Lupo goes international

Danny Antonucci, director/animator/founder of AKA Cartoons and self-described ‘all-around nice guy,’ has just signed a coproduction deal with TFC Trickcompany in Hamburg, Germany, for an international television series starring everybody’s favorite screaming landed immigrant, Lupo The Butcher.

The deal is timely, since 1996 also represents the 10th anniversary of Antonucci’s beefy creation. Set up as a syndication deal, 26 half-hour episodes will begin production by late fall.

Apparently there was a bidding war for the production between Hollywood and Europe. Antonucci says this time he opted for European partners. In typical fashion, he says, ‘the Americans immediately wanted to start tinkering with the concept while the Germans liked it as is. I think they can more readily appreciate Lupo’s unique humor.’

As for the long stretch of preproduction planned, Antonucci says he learned his lesson doing his last series, The Grunt Brothers for mtv. ‘It was a nightmare from the day we got the order to the day the first show was due for delivery – we had only eight weeks. This time, we’re going to take our time and get every angle covered first to avoid the headaches later.’

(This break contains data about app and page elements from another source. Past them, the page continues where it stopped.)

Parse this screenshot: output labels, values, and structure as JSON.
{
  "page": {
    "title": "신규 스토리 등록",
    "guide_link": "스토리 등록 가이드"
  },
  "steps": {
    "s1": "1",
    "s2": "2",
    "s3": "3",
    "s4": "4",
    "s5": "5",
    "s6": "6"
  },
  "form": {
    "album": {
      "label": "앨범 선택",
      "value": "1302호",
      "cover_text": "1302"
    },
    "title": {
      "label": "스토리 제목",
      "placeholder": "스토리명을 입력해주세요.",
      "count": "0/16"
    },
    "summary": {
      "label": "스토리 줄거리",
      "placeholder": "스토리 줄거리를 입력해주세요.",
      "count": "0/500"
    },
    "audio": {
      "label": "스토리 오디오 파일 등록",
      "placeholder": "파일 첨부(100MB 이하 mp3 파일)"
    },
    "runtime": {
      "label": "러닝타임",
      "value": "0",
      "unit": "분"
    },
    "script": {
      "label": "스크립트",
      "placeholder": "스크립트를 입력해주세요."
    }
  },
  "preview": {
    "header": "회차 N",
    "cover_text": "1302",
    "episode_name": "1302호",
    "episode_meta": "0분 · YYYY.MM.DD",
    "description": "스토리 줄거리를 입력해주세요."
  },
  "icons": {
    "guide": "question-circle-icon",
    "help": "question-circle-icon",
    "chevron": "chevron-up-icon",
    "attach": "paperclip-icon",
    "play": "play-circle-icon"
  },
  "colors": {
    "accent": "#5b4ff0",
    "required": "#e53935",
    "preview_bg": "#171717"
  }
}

Trickcompany will handle the international distribution as well.